The Hilde Wenzel Collection relates to both this author's personal and professional lives. It includes many samples of her published short stories as well as one unpublished work, parental letters to her, and notes and notebooks, among them several dream journals.
The Hirsch Family, Halberstadt Collection documents the lives of Hirsch family members in the city of Halberstadt and the business of Aron Hirsch & Sohn located there. Included in the collection are personal papers such as vital documents and correspondence, business records including balance sheets and account books, correspondence, certificates and official announcements. Other papers include family trees, genealogical notes, and articles and essays about the family and their business.
This collection contains Hubert Pollack's research into his family's genealogy, consisting primarily of extensive research questionnaires on individual family members and their related notes. It also holds some excerpts of a planned book based on this research.
This collection primarily contains materials relating to Hugo Sinzheimer's professional activity as a labor lawyer and professor. It includes published writings, drafts of his 1938 book Jüdische Klassiker der Deutschen Rechtswissenschaft (Jewish Classics in German Jurisprudence), legal work files and correspondence, as well as some educational material. Some biographical information on Hugo Sinzheimer is also present, as well as a few personal items, including an illustrated biographical poem. Some writings and other papers of Ludwig Sinzheimer are included.
This collection contains research material on the genealogy of Irene Newhouse's ancestors, including members of the Morgenstern, Honigman, and Goldschmidt families and others, mainly from Prussia (in particular, Breslau). It includes as well the correspondence she had with cemeteries, communities and other institutions for her research as well as the family trees she found or made herself.
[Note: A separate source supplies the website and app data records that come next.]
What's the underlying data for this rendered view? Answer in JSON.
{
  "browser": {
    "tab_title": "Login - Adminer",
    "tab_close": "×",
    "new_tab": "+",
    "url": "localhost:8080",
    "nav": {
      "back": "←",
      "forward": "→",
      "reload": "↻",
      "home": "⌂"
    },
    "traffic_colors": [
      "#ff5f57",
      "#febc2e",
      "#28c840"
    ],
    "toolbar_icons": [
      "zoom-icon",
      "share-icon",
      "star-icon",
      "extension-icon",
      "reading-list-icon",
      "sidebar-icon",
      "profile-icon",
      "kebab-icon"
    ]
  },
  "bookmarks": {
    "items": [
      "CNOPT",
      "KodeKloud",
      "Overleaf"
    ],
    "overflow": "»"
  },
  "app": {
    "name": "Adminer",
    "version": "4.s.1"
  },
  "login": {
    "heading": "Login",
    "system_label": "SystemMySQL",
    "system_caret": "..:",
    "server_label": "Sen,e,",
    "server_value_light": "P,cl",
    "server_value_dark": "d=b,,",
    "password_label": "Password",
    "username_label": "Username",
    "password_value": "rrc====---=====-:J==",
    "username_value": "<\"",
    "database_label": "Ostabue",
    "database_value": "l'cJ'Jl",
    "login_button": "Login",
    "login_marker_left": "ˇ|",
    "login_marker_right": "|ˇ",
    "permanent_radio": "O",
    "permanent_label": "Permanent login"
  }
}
The Itzig Family Collection contains papers documenting the history and genealogy of the Itzig and related families. Particularly prominent are the careers and significant achievements of Daniel Itzig (1722-1799) and his son Isaac Daniel Itzig (1750-1806). The collection includes family trees, many photocopies of official certificates and letters, an unpublished typescript for a book on Isaac Daniel Itzig and a few copies of photographs of family members.